Kawagoe Festival, the biggest festival in Kawagoe where I live, was held on October 14 and 15. This year’s attendance figures have not yet been announced (574,000 people last year), but it is said that about 900 stalls were set up, more than double last year’s figure of about 400 stalls.
What is the Kawagoe Festival ? *Reference: Official Information
The Kawagoe Festival was designated as an Important Intangible Folk Cultural Property of Japan in February 2005 under the name of the Float Festival of the Kawagoe Hikawa Matsuri Festival and was included on the UNESCO Intangible Cultural Heritage List in December 2016.
The festival started in 1648, the Keian period, when Matsudaira Nobutsuna, the lord of the Kawagoe Domain at the time, contributed the lion’s face masks and mikoshi (portable shrines) to Hikawa Shrine.

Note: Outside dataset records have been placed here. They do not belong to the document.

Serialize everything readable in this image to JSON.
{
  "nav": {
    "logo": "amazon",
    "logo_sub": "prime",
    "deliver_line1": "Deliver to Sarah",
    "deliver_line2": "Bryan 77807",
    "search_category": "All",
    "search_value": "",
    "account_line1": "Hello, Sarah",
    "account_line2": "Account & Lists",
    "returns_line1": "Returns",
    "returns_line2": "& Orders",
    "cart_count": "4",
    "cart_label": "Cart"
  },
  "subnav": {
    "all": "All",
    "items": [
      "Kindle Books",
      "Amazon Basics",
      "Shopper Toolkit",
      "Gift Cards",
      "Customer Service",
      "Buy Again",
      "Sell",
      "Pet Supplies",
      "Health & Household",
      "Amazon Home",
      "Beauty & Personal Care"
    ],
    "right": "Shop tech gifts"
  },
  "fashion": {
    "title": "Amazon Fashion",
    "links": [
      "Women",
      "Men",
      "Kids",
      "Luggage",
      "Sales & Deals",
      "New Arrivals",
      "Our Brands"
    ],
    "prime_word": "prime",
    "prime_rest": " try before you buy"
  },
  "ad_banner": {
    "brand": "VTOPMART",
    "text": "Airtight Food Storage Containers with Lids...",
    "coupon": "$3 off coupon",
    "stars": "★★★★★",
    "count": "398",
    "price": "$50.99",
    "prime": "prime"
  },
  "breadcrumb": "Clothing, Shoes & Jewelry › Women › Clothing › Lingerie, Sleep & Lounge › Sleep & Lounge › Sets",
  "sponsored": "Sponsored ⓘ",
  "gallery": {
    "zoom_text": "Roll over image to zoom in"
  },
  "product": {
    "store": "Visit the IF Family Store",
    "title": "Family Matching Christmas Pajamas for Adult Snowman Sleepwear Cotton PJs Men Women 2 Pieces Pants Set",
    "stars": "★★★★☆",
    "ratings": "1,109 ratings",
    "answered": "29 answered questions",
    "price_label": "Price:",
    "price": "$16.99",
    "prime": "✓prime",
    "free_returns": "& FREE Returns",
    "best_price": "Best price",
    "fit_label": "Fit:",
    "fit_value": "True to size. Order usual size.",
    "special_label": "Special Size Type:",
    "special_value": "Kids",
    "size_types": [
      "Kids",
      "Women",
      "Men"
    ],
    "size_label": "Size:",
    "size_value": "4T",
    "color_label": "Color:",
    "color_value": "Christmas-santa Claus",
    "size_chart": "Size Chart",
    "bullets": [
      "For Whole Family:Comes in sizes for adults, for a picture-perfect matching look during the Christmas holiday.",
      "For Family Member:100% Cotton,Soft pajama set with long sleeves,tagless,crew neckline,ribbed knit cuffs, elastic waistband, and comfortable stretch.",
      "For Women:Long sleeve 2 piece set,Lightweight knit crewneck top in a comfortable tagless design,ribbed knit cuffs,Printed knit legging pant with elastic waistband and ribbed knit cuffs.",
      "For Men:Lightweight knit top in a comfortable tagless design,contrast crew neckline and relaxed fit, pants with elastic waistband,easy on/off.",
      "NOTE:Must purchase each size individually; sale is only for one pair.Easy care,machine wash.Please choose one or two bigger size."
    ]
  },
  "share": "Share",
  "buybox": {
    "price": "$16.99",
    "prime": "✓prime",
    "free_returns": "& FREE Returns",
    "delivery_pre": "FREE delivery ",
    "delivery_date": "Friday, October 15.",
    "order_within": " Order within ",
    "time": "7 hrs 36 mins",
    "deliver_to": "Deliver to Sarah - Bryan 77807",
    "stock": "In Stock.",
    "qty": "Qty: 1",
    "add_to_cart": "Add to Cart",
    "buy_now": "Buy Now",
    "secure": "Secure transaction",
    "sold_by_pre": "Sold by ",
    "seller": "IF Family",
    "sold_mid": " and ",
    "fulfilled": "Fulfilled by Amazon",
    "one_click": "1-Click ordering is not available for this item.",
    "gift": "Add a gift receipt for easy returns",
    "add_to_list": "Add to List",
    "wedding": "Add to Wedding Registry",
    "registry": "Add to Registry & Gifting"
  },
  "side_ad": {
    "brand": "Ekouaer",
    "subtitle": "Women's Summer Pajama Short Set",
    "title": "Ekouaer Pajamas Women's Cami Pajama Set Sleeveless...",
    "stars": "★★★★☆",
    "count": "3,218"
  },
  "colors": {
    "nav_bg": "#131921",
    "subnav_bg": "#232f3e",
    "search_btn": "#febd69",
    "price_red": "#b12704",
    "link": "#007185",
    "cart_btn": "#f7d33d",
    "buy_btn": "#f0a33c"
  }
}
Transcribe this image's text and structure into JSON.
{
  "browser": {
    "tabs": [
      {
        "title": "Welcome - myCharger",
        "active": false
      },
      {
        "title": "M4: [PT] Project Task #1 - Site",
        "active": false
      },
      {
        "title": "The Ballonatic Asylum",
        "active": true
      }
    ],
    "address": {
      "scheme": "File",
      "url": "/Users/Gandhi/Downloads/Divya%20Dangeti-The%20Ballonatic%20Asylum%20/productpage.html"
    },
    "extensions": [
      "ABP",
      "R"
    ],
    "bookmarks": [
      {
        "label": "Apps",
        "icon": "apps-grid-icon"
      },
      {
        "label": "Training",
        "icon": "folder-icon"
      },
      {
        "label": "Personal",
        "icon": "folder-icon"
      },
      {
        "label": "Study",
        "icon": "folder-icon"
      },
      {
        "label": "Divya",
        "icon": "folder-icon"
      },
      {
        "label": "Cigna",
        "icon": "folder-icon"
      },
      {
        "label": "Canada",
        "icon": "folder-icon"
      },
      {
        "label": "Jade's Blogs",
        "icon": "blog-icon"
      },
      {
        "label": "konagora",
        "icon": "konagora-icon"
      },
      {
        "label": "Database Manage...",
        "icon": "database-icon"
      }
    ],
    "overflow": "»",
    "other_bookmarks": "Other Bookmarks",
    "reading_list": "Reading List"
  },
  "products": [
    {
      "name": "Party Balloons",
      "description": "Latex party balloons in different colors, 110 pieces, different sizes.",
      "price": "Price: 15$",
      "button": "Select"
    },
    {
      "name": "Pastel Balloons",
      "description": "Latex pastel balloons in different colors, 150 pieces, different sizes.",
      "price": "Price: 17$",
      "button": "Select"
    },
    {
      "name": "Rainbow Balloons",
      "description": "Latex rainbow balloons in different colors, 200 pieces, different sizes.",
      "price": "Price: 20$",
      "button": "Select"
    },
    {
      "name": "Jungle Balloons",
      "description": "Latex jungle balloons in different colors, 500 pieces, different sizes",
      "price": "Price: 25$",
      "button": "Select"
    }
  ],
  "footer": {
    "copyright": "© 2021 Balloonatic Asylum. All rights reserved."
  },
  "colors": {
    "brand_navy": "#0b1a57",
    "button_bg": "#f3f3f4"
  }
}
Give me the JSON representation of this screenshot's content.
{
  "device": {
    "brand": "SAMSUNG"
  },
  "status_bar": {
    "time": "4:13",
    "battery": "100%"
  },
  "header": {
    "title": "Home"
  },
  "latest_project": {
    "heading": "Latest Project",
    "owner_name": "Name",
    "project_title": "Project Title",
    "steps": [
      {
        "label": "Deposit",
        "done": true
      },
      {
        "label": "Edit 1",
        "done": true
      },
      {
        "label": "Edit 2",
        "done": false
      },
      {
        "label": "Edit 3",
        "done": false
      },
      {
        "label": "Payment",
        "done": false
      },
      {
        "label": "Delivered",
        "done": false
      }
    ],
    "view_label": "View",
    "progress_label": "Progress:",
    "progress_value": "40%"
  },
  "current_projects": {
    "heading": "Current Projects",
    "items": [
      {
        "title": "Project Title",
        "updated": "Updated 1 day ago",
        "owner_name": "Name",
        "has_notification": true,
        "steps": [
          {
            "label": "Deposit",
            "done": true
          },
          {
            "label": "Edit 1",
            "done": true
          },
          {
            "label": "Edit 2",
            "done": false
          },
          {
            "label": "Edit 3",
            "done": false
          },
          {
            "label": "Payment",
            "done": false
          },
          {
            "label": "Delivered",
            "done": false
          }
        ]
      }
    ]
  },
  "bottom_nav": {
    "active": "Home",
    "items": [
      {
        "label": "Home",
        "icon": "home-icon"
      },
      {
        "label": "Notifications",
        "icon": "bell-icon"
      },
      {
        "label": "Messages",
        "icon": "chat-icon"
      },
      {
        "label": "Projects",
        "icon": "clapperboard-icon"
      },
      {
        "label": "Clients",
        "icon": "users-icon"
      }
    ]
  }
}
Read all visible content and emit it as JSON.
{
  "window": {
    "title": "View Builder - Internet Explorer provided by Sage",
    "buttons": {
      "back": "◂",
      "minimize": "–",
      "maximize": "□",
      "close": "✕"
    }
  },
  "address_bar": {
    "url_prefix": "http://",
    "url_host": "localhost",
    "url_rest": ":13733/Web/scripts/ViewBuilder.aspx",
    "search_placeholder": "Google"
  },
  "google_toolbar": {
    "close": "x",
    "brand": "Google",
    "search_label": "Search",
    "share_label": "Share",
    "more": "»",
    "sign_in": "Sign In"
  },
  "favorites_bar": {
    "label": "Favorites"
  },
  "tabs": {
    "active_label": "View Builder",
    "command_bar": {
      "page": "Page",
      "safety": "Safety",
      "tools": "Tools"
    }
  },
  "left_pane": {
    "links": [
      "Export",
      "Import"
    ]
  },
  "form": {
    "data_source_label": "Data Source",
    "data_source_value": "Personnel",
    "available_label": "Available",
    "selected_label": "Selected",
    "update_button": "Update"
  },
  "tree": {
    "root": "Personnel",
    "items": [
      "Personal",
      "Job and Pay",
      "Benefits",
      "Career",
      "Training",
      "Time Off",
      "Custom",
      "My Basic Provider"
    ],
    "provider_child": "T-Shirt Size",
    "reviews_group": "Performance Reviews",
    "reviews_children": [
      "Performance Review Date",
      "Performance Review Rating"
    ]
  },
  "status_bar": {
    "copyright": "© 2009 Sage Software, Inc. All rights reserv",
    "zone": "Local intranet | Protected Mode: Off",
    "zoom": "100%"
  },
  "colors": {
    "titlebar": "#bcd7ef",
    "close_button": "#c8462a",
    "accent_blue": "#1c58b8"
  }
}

Three years later, the mikoshi first paraded through the neighborhood. The citizens joined in at the tail end of the parade. Those are the roots of the current Kawagoe Festival.
What we ate at this festival
Food at festivals is delicious, isn’t it? (A little more expensive than usual, but…)
The first thing I ate at this festival was “Ika-yaki” (Grilled squid). It goes well with beer.
The next dish was yakisoba. This is another must-have food at Japanese festivals.
The last food I ate was takoyaki. Like yakisoba, it is a popular food at festivals, competing for first and second place.
By the way, I went to the Kawagoe Festival for the first time last year, and it’s already been a year. Time really flies by. See last year’s article and video if you like.